[Items from an interface collection]
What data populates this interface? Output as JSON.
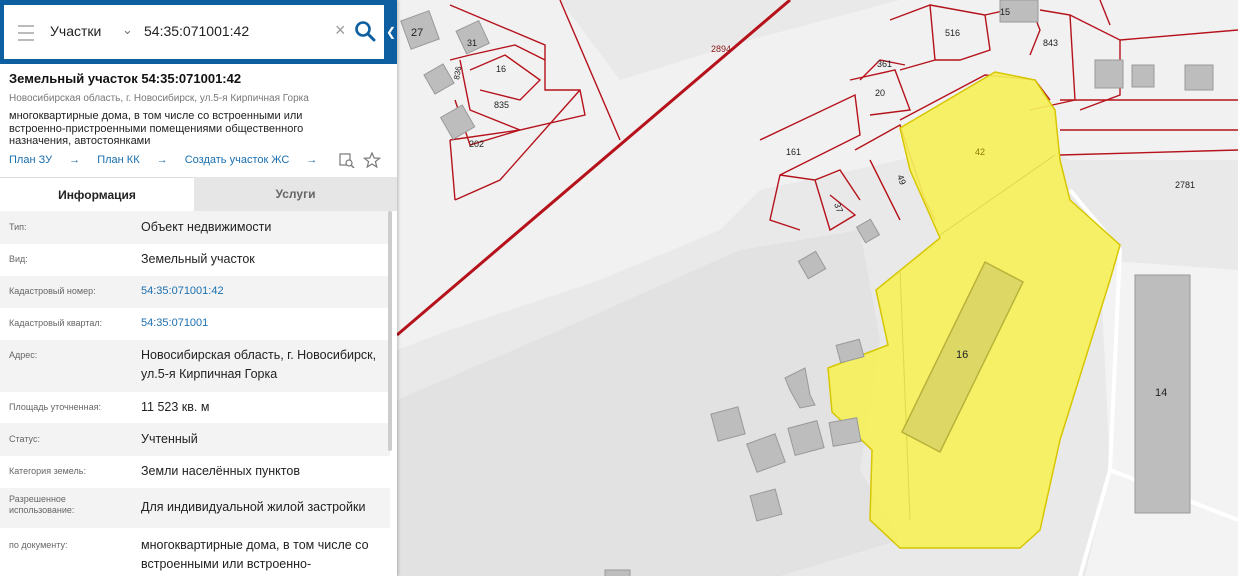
{
  "search": {
    "layer": "Участки",
    "query": "54:35:071001:42"
  },
  "parcel": {
    "title": "Земельный участок 54:35:071001:42",
    "address_short": "Новосибирская область, г. Новосибирск, ул.5-я Кирпичная Горка",
    "description": "многоквартирные дома, в том числе со встроенными или встроенно-пристроенными помещениями общественного назначения, автостоянками"
  },
  "links": {
    "plan_zu": "План ЗУ",
    "plan_kk": "План КК",
    "create_zhs": "Создать участок ЖС"
  },
  "tabs": {
    "info": "Информация",
    "services": "Услуги"
  },
  "rows": [
    {
      "label": "Тип:",
      "value": "Объект недвижимости"
    },
    {
      "label": "Вид:",
      "value": "Земельный участок"
    },
    {
      "label": "Кадастровый номер:",
      "value": "54:35:071001:42"
    },
    {
      "label": "Кадастровый квартал:",
      "value": "54:35:071001"
    },
    {
      "label": "Адрес:",
      "value": "Новосибирская область, г. Новосибирск, ул.5-я Кирпичная Горка"
    },
    {
      "label": "Площадь уточненная:",
      "value": "11 523 кв. м"
    },
    {
      "label": "Статус:",
      "value": "Учтенный"
    },
    {
      "label": "Категория земель:",
      "value": "Земли населённых пунктов"
    },
    {
      "label": "Разрешенное использование:",
      "value": "Для индивидуальной жилой застройки"
    },
    {
      "label": "по документу:",
      "value": "многоквартирные дома, в том числе со встроенными или встроенно-"
    }
  ],
  "map_labels": {
    "l27": "27",
    "l31": "31",
    "l836": "836",
    "l16a": "16",
    "l835": "835",
    "l202": "202",
    "l2894": "2894",
    "l15": "15",
    "l516": "516",
    "l843": "843",
    "l361": "361",
    "l20": "20",
    "l161": "161",
    "l37": "37",
    "l49": "49",
    "l42": "42",
    "l2781": "2781",
    "l16": "16",
    "l14": "14"
  },
  "colors": {
    "header": "#0d5fa1",
    "parcel_fill": "#f5f05a",
    "boundary": "#b5121b",
    "link": "#1a6fb0"
  }
}
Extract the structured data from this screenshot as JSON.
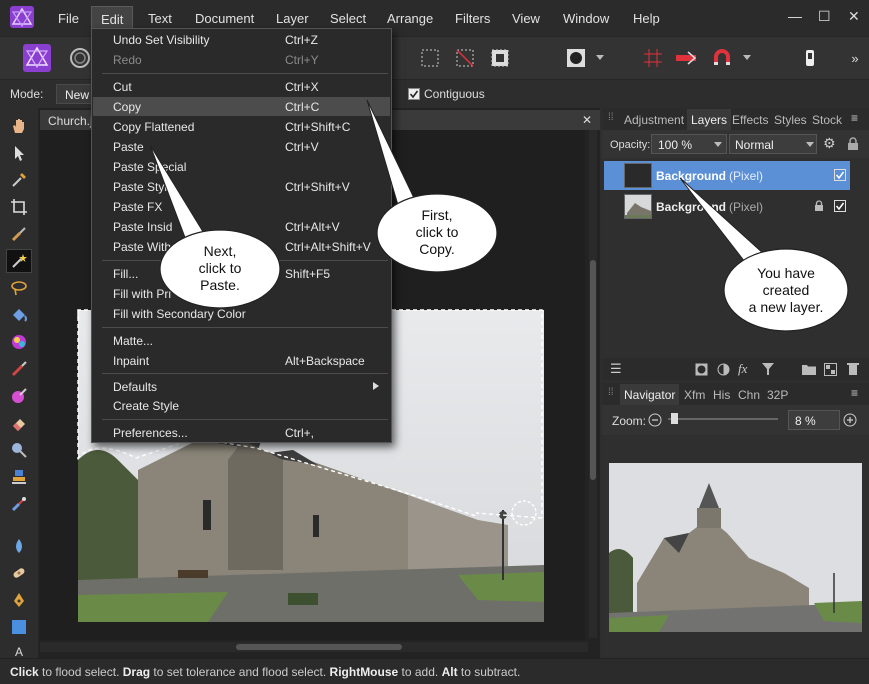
{
  "menubar": {
    "items": [
      "File",
      "Edit",
      "Text",
      "Document",
      "Layer",
      "Select",
      "Arrange",
      "Filters",
      "View",
      "Window",
      "Help"
    ],
    "active": "Edit"
  },
  "contextbar": {
    "mode_label": "Mode:",
    "mode_value": "New",
    "contiguous_label": "Contiguous",
    "contiguous_checked": true
  },
  "document": {
    "tab_title": "Church.jp",
    "close_glyph": "✕"
  },
  "edit_menu": {
    "items": [
      {
        "label": "Undo Set Visibility",
        "shortcut": "Ctrl+Z"
      },
      {
        "label": "Redo",
        "shortcut": "Ctrl+Y",
        "disabled": true
      },
      {
        "label": "Cut",
        "shortcut": "Ctrl+X"
      },
      {
        "label": "Copy",
        "shortcut": "Ctrl+C",
        "highlighted": true
      },
      {
        "label": "Copy Flattened",
        "shortcut": "Ctrl+Shift+C"
      },
      {
        "label": "Paste",
        "shortcut": "Ctrl+V"
      },
      {
        "label": "Paste Special",
        "shortcut": ""
      },
      {
        "label": "Paste Style",
        "shortcut": "Ctrl+Shift+V"
      },
      {
        "label": "Paste FX",
        "shortcut": ""
      },
      {
        "label": "Paste Insid",
        "shortcut": "Ctrl+Alt+V"
      },
      {
        "label": "Paste Withe",
        "shortcut": "Ctrl+Alt+Shift+V"
      },
      {
        "label": "Fill...",
        "shortcut": "Shift+F5"
      },
      {
        "label": "Fill with Pri",
        "shortcut": ""
      },
      {
        "label": "Fill with Secondary Color",
        "shortcut": ""
      },
      {
        "label": "Matte...",
        "shortcut": ""
      },
      {
        "label": "Inpaint",
        "shortcut": "Alt+Backspace"
      },
      {
        "label": "Defaults",
        "shortcut": "",
        "submenu": true
      },
      {
        "label": "Create Style",
        "shortcut": ""
      },
      {
        "label": "Preferences...",
        "shortcut": "Ctrl+,"
      }
    ]
  },
  "layers_panel": {
    "tabs": [
      "Adjustment",
      "Layers",
      "Effects",
      "Styles",
      "Stock"
    ],
    "active_tab": "Layers",
    "opacity_label": "Opacity:",
    "opacity_value": "100 %",
    "blend_mode": "Normal",
    "layers": [
      {
        "name": "Background",
        "type": "(Pixel)",
        "selected": true,
        "locked": false,
        "visible": true
      },
      {
        "name": "Background",
        "type": "(Pixel)",
        "selected": false,
        "locked": true,
        "visible": true
      }
    ]
  },
  "navigator_panel": {
    "tabs": [
      "Navigator",
      "Xfm",
      "His",
      "Chn",
      "32P"
    ],
    "active_tab": "Navigator",
    "zoom_label": "Zoom:",
    "zoom_value": "8 %"
  },
  "callouts": {
    "copy": "First,\nclick to\nCopy.",
    "paste": "Next,\nclick to\nPaste.",
    "layer": "You have\ncreated\na new layer."
  },
  "statusbar": {
    "parts": [
      {
        "text": "Click",
        "bold": true
      },
      {
        "text": " to flood select. ",
        "bold": false
      },
      {
        "text": "Drag",
        "bold": true
      },
      {
        "text": " to set tolerance and flood select. ",
        "bold": false
      },
      {
        "text": "RightMouse",
        "bold": true
      },
      {
        "text": " to add. ",
        "bold": false
      },
      {
        "text": "Alt",
        "bold": true
      },
      {
        "text": " to subtract.",
        "bold": false
      }
    ]
  },
  "colors": {
    "accent_purple": "#7b3fc4",
    "selected_layer": "#5b8fd6",
    "menu_highlight": "#4c4c4c"
  }
}
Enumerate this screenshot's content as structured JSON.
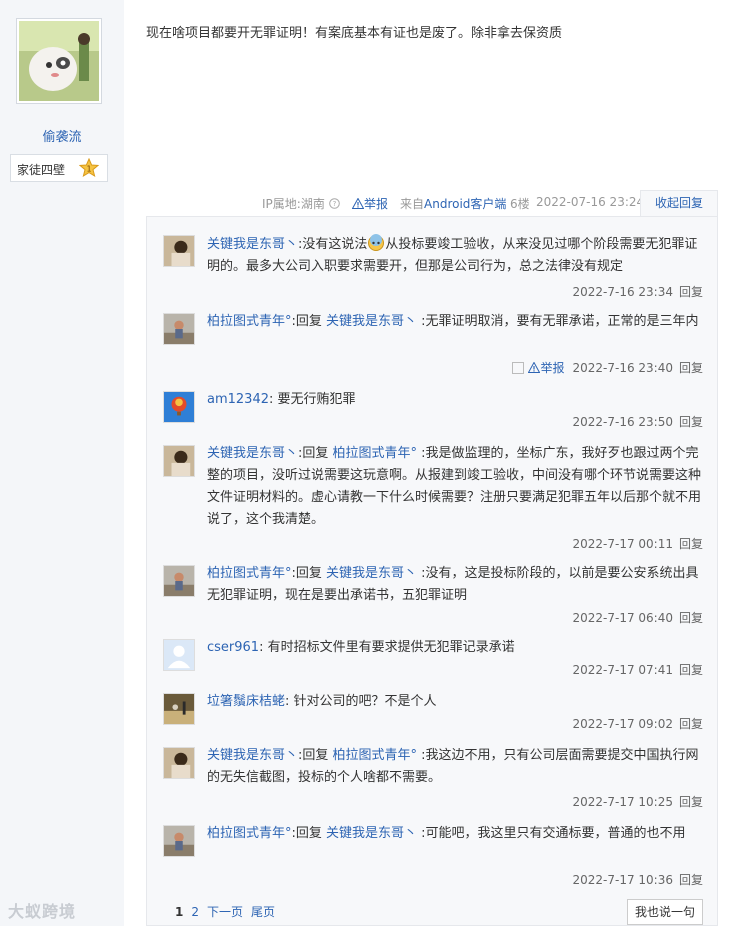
{
  "post": {
    "username": "偷袭流",
    "level_name": "家徒四壁",
    "level_number": "1",
    "text": "现在啥项目都要开无罪证明！有案底基本有证也是废了。除非拿去保资质",
    "meta": {
      "ip_location": "IP属地:湖南",
      "report": "举报",
      "client_prefix": "来自",
      "client": "Android客户端",
      "floor": "6楼",
      "time": "2022-07-16 23:24",
      "collapse_label": "收起回复"
    }
  },
  "replies": [
    {
      "author": "关键我是东哥丶",
      "reply_word": "",
      "target": "",
      "text_before_emoji": ":没有这说法",
      "text_after_emoji": "从投标要竣工验收，从来没见过哪个阶段需要无犯罪证明的。最多大公司入职要求需要开，但那是公司行为，总之法律没有规定",
      "time": "2022-7-16 23:34",
      "reply_label": "回复"
    },
    {
      "author": "柏拉图式青年°",
      "reply_word": ":回复 ",
      "target": "关键我是东哥丶",
      "text": " :无罪证明取消，要有无罪承诺，正常的是三年内",
      "time": "2022-7-16 23:40",
      "reply_label": "回复",
      "report": "举报"
    },
    {
      "author": "am12342",
      "text": ": 要无行贿犯罪",
      "time": "2022-7-16 23:50",
      "reply_label": "回复"
    },
    {
      "author": "关键我是东哥丶",
      "reply_word": ":回复 ",
      "target": "柏拉图式青年°",
      "text": " :我是做监理的，坐标广东，我好歹也跟过两个完整的项目，没听过说需要这玩意啊。从报建到竣工验收，中间没有哪个环节说需要这种文件证明材料的。虚心请教一下什么时候需要？注册只要满足犯罪五年以后那个就不用说了，这个我清楚。",
      "time": "2022-7-17 00:11",
      "reply_label": "回复"
    },
    {
      "author": "柏拉图式青年°",
      "reply_word": ":回复 ",
      "target": "关键我是东哥丶",
      "text": " :没有，这是投标阶段的，以前是要公安系统出具无犯罪证明，现在是要出承诺书，五犯罪证明",
      "time": "2022-7-17 06:40",
      "reply_label": "回复"
    },
    {
      "author": "cser961",
      "text": ": 有时招标文件里有要求提供无犯罪记录承诺",
      "time": "2022-7-17 07:41",
      "reply_label": "回复"
    },
    {
      "author": "垃箸鬚床桔蛯",
      "text": ": 针对公司的吧？不是个人",
      "time": "2022-7-17 09:02",
      "reply_label": "回复"
    },
    {
      "author": "关键我是东哥丶",
      "reply_word": ":回复 ",
      "target": "柏拉图式青年°",
      "text": " :我这边不用，只有公司层面需要提交中国执行网的无失信截图，投标的个人啥都不需要。",
      "time": "2022-7-17 10:25",
      "reply_label": "回复"
    },
    {
      "author": "柏拉图式青年°",
      "reply_word": ":回复 ",
      "target": "关键我是东哥丶",
      "text": " :可能吧，我这里只有交通标要，普通的也不用",
      "time": "2022-7-17 10:36",
      "reply_label": "回复"
    }
  ],
  "pager": {
    "current": "1",
    "page2": "2",
    "next": "下一页",
    "last": "尾页"
  },
  "say_button": "我也说一句",
  "watermark": "大蚁跨境",
  "colors": {
    "link": "#2d64b3",
    "sidebar_bg": "#f4f6f9",
    "reply_bg": "#f7f8fa"
  }
}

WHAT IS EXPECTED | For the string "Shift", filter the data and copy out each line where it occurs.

TASK ANSWER |
        "shortcut": "Ctrl+Shift+C"
        "shortcut": "Ctrl+Shift+V"
        "shortcut": "Ctrl+Alt+Shift+V"
        "shortcut": "Shift+F5"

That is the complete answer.